Exercise — Pick out all lines with the word "icon" from the records that follow.

(Records drawn from a dataset)
###

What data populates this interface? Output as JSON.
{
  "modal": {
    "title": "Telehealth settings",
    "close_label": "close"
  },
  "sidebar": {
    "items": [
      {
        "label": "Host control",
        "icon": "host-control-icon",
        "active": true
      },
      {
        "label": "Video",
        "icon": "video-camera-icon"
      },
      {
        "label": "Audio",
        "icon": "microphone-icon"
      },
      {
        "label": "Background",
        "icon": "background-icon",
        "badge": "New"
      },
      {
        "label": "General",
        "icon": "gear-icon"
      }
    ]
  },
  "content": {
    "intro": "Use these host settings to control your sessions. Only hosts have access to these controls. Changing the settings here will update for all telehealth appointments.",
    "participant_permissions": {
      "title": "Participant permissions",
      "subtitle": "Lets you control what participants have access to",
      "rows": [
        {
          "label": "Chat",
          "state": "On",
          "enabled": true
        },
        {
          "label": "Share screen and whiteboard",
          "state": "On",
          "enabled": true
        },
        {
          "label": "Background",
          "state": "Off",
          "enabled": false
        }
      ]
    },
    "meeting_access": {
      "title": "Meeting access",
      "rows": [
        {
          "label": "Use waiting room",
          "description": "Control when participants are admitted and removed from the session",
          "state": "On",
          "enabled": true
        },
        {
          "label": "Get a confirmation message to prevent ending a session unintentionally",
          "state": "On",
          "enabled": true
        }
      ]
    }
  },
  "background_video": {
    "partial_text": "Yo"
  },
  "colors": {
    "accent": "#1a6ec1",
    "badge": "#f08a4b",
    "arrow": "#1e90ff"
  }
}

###

Solution to the exercise —
        "icon": "host-control-icon",
        "icon": "video-camera-icon"
        "icon": "microphone-icon"
        "icon": "background-icon",
        "icon": "gear-icon"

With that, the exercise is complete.